**TASK TO CARRY OUT**
Line by line, repeat the material below exactly and skip the images.

**PROVIDED RECORDS**
-*-*-
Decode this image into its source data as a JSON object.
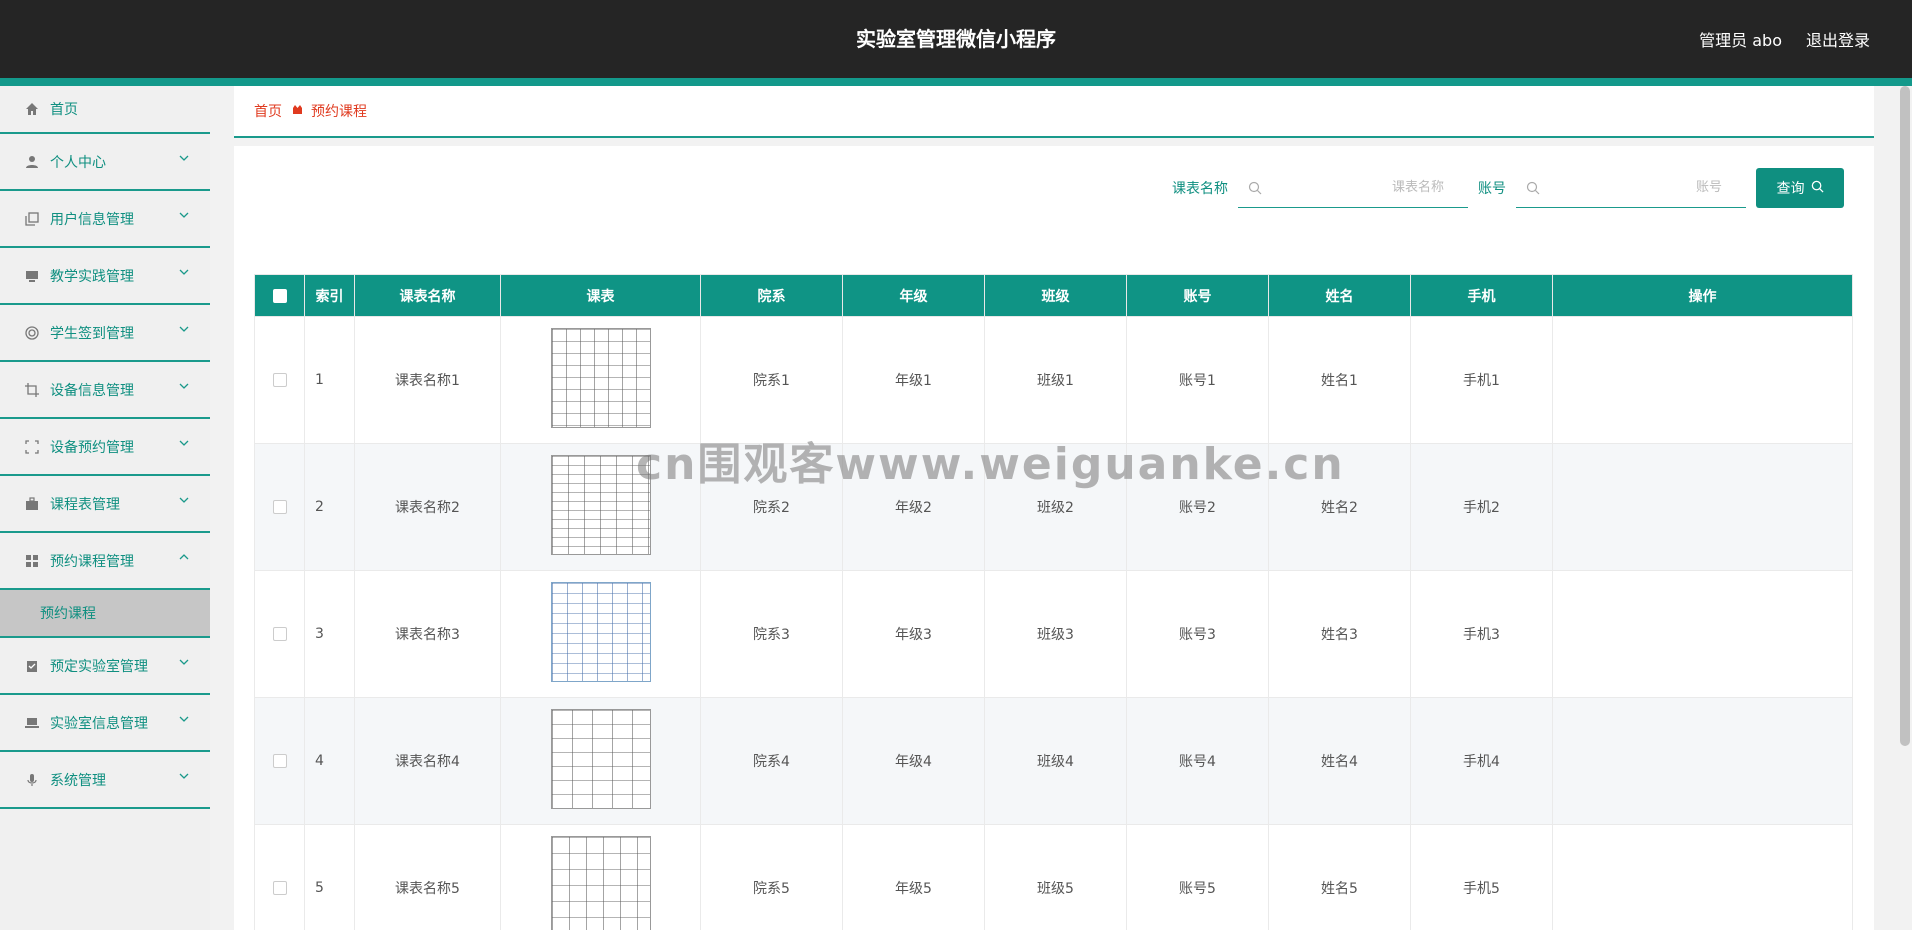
{
  "header": {
    "title": "实验室管理微信小程序",
    "admin_label": "管理员 abo",
    "logout_label": "退出登录"
  },
  "sidebar": {
    "items": [
      {
        "label": "首页",
        "icon": "home-icon"
      },
      {
        "label": "个人中心",
        "icon": "user-icon"
      },
      {
        "label": "用户信息管理",
        "icon": "copy-icon"
      },
      {
        "label": "教学实践管理",
        "icon": "monitor-icon"
      },
      {
        "label": "学生签到管理",
        "icon": "target-icon"
      },
      {
        "label": "设备信息管理",
        "icon": "crop-icon"
      },
      {
        "label": "设备预约管理",
        "icon": "scan-icon"
      },
      {
        "label": "课程表管理",
        "icon": "briefcase-icon"
      },
      {
        "label": "预约课程管理",
        "icon": "grid-icon"
      },
      {
        "label": "预定实验室管理",
        "icon": "clipboard-icon"
      },
      {
        "label": "实验室信息管理",
        "icon": "laptop-icon"
      },
      {
        "label": "系统管理",
        "icon": "mic-icon"
      }
    ],
    "active_sub": "预约课程"
  },
  "breadcrumb": {
    "home": "首页",
    "current": "预约课程"
  },
  "search": {
    "label1": "课表名称",
    "placeholder1": "课表名称",
    "label2": "账号",
    "placeholder2": "账号",
    "button": "查询"
  },
  "table": {
    "headers": [
      "索引",
      "课表名称",
      "课表",
      "院系",
      "年级",
      "班级",
      "账号",
      "姓名",
      "手机",
      "操作"
    ],
    "rows": [
      {
        "idx": "1",
        "name": "课表名称1",
        "dept": "院系1",
        "grade": "年级1",
        "cls": "班级1",
        "acct": "账号1",
        "person": "姓名1",
        "phone": "手机1"
      },
      {
        "idx": "2",
        "name": "课表名称2",
        "dept": "院系2",
        "grade": "年级2",
        "cls": "班级2",
        "acct": "账号2",
        "person": "姓名2",
        "phone": "手机2"
      },
      {
        "idx": "3",
        "name": "课表名称3",
        "dept": "院系3",
        "grade": "年级3",
        "cls": "班级3",
        "acct": "账号3",
        "person": "姓名3",
        "phone": "手机3"
      },
      {
        "idx": "4",
        "name": "课表名称4",
        "dept": "院系4",
        "grade": "年级4",
        "cls": "班级4",
        "acct": "账号4",
        "person": "姓名4",
        "phone": "手机4"
      },
      {
        "idx": "5",
        "name": "课表名称5",
        "dept": "院系5",
        "grade": "年级5",
        "cls": "班级5",
        "acct": "账号5",
        "person": "姓名5",
        "phone": "手机5"
      }
    ]
  },
  "watermark": "cn围观客www.weiguanke.cn",
  "colors": {
    "accent": "#0f9485",
    "topbar": "#252525",
    "breadcrumb": "#e03a1f"
  }
}
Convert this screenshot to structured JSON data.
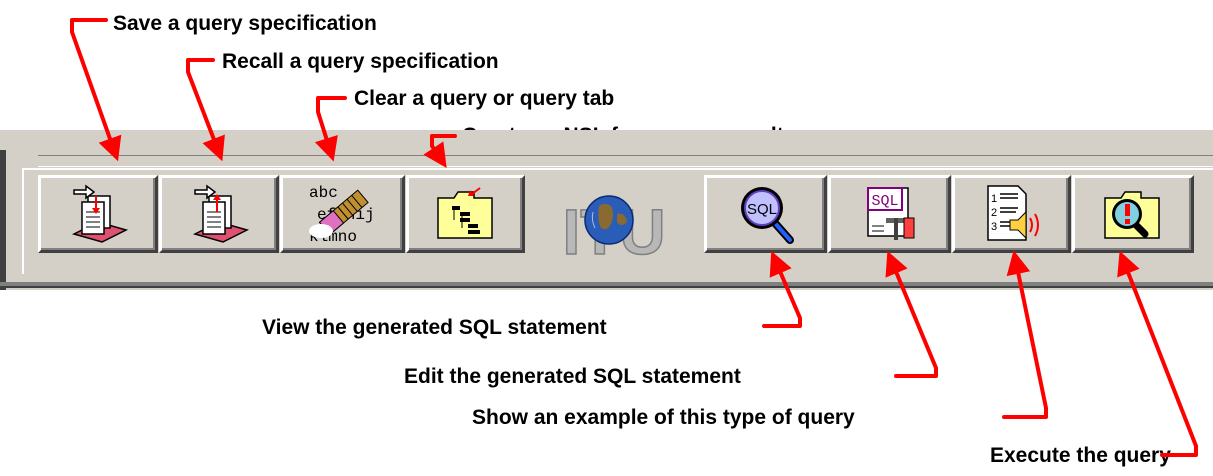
{
  "callouts": {
    "save": "Save a query specification",
    "recall": "Recall a query specification",
    "clear": "Clear a query or query tab",
    "nsl": "Create an NSL from query results",
    "view_sql": "View the generated SQL statement",
    "edit_sql": "Edit the generated SQL statement",
    "example": "Show an example of this type of query",
    "execute": "Execute the query"
  },
  "toolbar": {
    "buttons": [
      {
        "name": "save-query-button",
        "icon": "save-query-icon"
      },
      {
        "name": "recall-query-button",
        "icon": "recall-query-icon"
      },
      {
        "name": "clear-query-button",
        "icon": "eraser-icon"
      },
      {
        "name": "create-nsl-button",
        "icon": "folder-list-icon"
      },
      {
        "name": "view-sql-button",
        "icon": "sql-magnifier-icon"
      },
      {
        "name": "edit-sql-button",
        "icon": "sql-edit-icon"
      },
      {
        "name": "example-query-button",
        "icon": "example-speaker-icon"
      },
      {
        "name": "execute-query-button",
        "icon": "folder-search-icon"
      }
    ],
    "eraser_text": {
      "line1": "abc",
      "line2": "efghij",
      "line3": "klmno"
    },
    "sql_badge": "SQL",
    "list_numbers": {
      "n1": "1",
      "n2": "2",
      "n3": "3"
    },
    "logo_text": "ITU",
    "colors": {
      "arrow": "#ff0000",
      "face": "#d4d0c8",
      "folder": "#ffff99"
    }
  }
}
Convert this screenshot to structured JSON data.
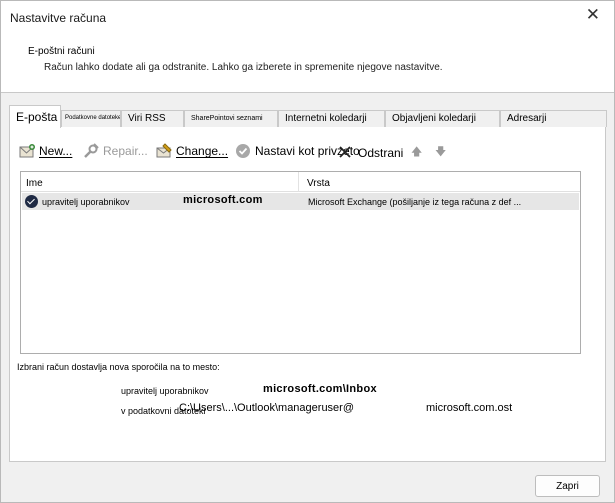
{
  "window": {
    "title": "Nastavitve računa",
    "close_glyph": "✕"
  },
  "header": {
    "section_title": "E-poštni računi",
    "description": "Račun lahko dodate ali ga odstranite. Lahko ga izberete in spremenite njegove nastavitve."
  },
  "tabs": [
    {
      "label": "E-pošta"
    },
    {
      "label": "Podatkovne datoteke"
    },
    {
      "label": "Viri RSS"
    },
    {
      "label": "SharePointovi seznami"
    },
    {
      "label": "Internetni koledarji"
    },
    {
      "label": "Objavljeni koledarji"
    },
    {
      "label": "Adresarji"
    }
  ],
  "toolbar": {
    "new_label": "New...",
    "repair_label": "Repair...",
    "change_label": "Change...",
    "default_label": "Nastavi kot privzeto",
    "remove_label": "Odstrani",
    "up_glyph": "🡅",
    "down_glyph": "🡇"
  },
  "list": {
    "headers": {
      "name": "Ime",
      "type": "Vrsta"
    },
    "rows": [
      {
        "name": "upravitelj uporabnikov",
        "domain": "microsoft.com",
        "type": "Microsoft Exchange (pošiljanje iz tega računa z def ..."
      }
    ]
  },
  "delivery": {
    "caption": "Izbrani račun dostavlja nova sporočila na to mesto:",
    "account_name": "upravitelj uporabnikov",
    "inbox": "microsoft.com\\Inbox",
    "file_label": "v podatkovni datoteki",
    "path": "C:\\Users\\...\\Outlook\\manageruser@",
    "ost": "microsoft.com.ost"
  },
  "footer": {
    "close_label": "Zapri"
  },
  "colors": {
    "selected_row": "#e6e6e6",
    "check_icon": "#1f2a44"
  }
}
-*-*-
**WRITTEN ANSWER**
Decode this image into its source data as a JSON object.
{
  "header": {
    "title": "实验室管理微信小程序",
    "admin_label": "管理员 abo",
    "logout_label": "退出登录"
  },
  "sidebar": {
    "items": [
      {
        "label": "首页",
        "icon": "home-icon"
      },
      {
        "label": "个人中心",
        "icon": "user-icon"
      },
      {
        "label": "用户信息管理",
        "icon": "copy-icon"
      },
      {
        "label": "教学实践管理",
        "icon": "monitor-icon"
      },
      {
        "label": "学生签到管理",
        "icon": "target-icon"
      },
      {
        "label": "设备信息管理",
        "icon": "crop-icon"
      },
      {
        "label": "设备预约管理",
        "icon": "scan-icon"
      },
      {
        "label": "课程表管理",
        "icon": "briefcase-icon"
      },
      {
        "label": "预约课程管理",
        "icon": "grid-icon"
      },
      {
        "label": "预定实验室管理",
        "icon": "clipboard-icon"
      },
      {
        "label": "实验室信息管理",
        "icon": "laptop-icon"
      },
      {
        "label": "系统管理",
        "icon": "mic-icon"
      }
    ],
    "active_sub": "预约课程"
  },
  "breadcrumb": {
    "home": "首页",
    "current": "预约课程"
  },
  "search": {
    "label1": "课表名称",
    "placeholder1": "课表名称",
    "label2": "账号",
    "placeholder2": "账号",
    "button": "查询"
  },
  "table": {
    "headers": [
      "索引",
      "课表名称",
      "课表",
      "院系",
      "年级",
      "班级",
      "账号",
      "姓名",
      "手机",
      "操作"
    ],
    "rows": [
      {
        "idx": "1",
        "name": "课表名称1",
        "dept": "院系1",
        "grade": "年级1",
        "cls": "班级1",
        "acct": "账号1",
        "person": "姓名1",
        "phone": "手机1"
      },
      {
        "idx": "2",
        "name": "课表名称2",
        "dept": "院系2",
        "grade": "年级2",
        "cls": "班级2",
        "acct": "账号2",
        "person": "姓名2",
        "phone": "手机2"
      },
      {
        "idx": "3",
        "name": "课表名称3",
        "dept": "院系3",
        "grade": "年级3",
        "cls": "班级3",
        "acct": "账号3",
        "person": "姓名3",
        "phone": "手机3"
      },
      {
        "idx": "4",
        "name": "课表名称4",
        "dept": "院系4",
        "grade": "年级4",
        "cls": "班级4",
        "acct": "账号4",
        "person": "姓名4",
        "phone": "手机4"
      },
      {
        "idx": "5",
        "name": "课表名称5",
        "dept": "院系5",
        "grade": "年级5",
        "cls": "班级5",
        "acct": "账号5",
        "person": "姓名5",
        "phone": "手机5"
      }
    ]
  },
  "watermark": "cn围观客www.weiguanke.cn",
  "colors": {
    "accent": "#0f9485",
    "topbar": "#252525",
    "breadcrumb": "#e03a1f"
  }
}
Convert this screenshot to structured JSON data.
{
  "callouts": {
    "save": "Save a query specification",
    "recall": "Recall a query specification",
    "clear": "Clear a query or query tab",
    "nsl": "Create an NSL from query results",
    "view_sql": "View the generated SQL statement",
    "edit_sql": "Edit the generated SQL statement",
    "example": "Show an example of this type of query",
    "execute": "Execute the query"
  },
  "toolbar": {
    "buttons": [
      {
        "name": "save-query-button",
        "icon": "save-query-icon"
      },
      {
        "name": "recall-query-button",
        "icon": "recall-query-icon"
      },
      {
        "name": "clear-query-button",
        "icon": "eraser-icon"
      },
      {
        "name": "create-nsl-button",
        "icon": "folder-list-icon"
      },
      {
        "name": "view-sql-button",
        "icon": "sql-magnifier-icon"
      },
      {
        "name": "edit-sql-button",
        "icon": "sql-edit-icon"
      },
      {
        "name": "example-query-button",
        "icon": "example-speaker-icon"
      },
      {
        "name": "execute-query-button",
        "icon": "folder-search-icon"
      }
    ],
    "eraser_text": {
      "line1": "abc",
      "line2": "efghij",
      "line3": "klmno"
    },
    "sql_badge": "SQL",
    "list_numbers": {
      "n1": "1",
      "n2": "2",
      "n3": "3"
    },
    "logo_text": "ITU",
    "colors": {
      "arrow": "#ff0000",
      "face": "#d4d0c8",
      "folder": "#ffff99"
    }
  }
}
Convert this screenshot to structured JSON data.
{
  "window": {
    "title": "Nastavitve računa",
    "close_glyph": "✕"
  },
  "header": {
    "section_title": "E-poštni računi",
    "description": "Račun lahko dodate ali ga odstranite. Lahko ga izberete in spremenite njegove nastavitve."
  },
  "tabs": [
    {
      "label": "E-pošta"
    },
    {
      "label": "Podatkovne datoteke"
    },
    {
      "label": "Viri RSS"
    },
    {
      "label": "SharePointovi seznami"
    },
    {
      "label": "Internetni koledarji"
    },
    {
      "label": "Objavljeni koledarji"
    },
    {
      "label": "Adresarji"
    }
  ],
  "toolbar": {
    "new_label": "New...",
    "repair_label": "Repair...",
    "change_label": "Change...",
    "default_label": "Nastavi kot privzeto",
    "remove_label": "Odstrani",
    "up_glyph": "🡅",
    "down_glyph": "🡇"
  },
  "list": {
    "headers": {
      "name": "Ime",
      "type": "Vrsta"
    },
    "rows": [
      {
        "name": "upravitelj uporabnikov",
        "domain": "microsoft.com",
        "type": "Microsoft Exchange (pošiljanje iz tega računa z def ..."
      }
    ]
  },
  "delivery": {
    "caption": "Izbrani račun dostavlja nova sporočila na to mesto:",
    "account_name": "upravitelj uporabnikov",
    "inbox": "microsoft.com\\Inbox",
    "file_label": "v podatkovni datoteki",
    "path": "C:\\Users\\...\\Outlook\\manageruser@",
    "ost": "microsoft.com.ost"
  },
  "footer": {
    "close_label": "Zapri"
  },
  "colors": {
    "selected_row": "#e6e6e6",
    "check_icon": "#1f2a44"
  }
}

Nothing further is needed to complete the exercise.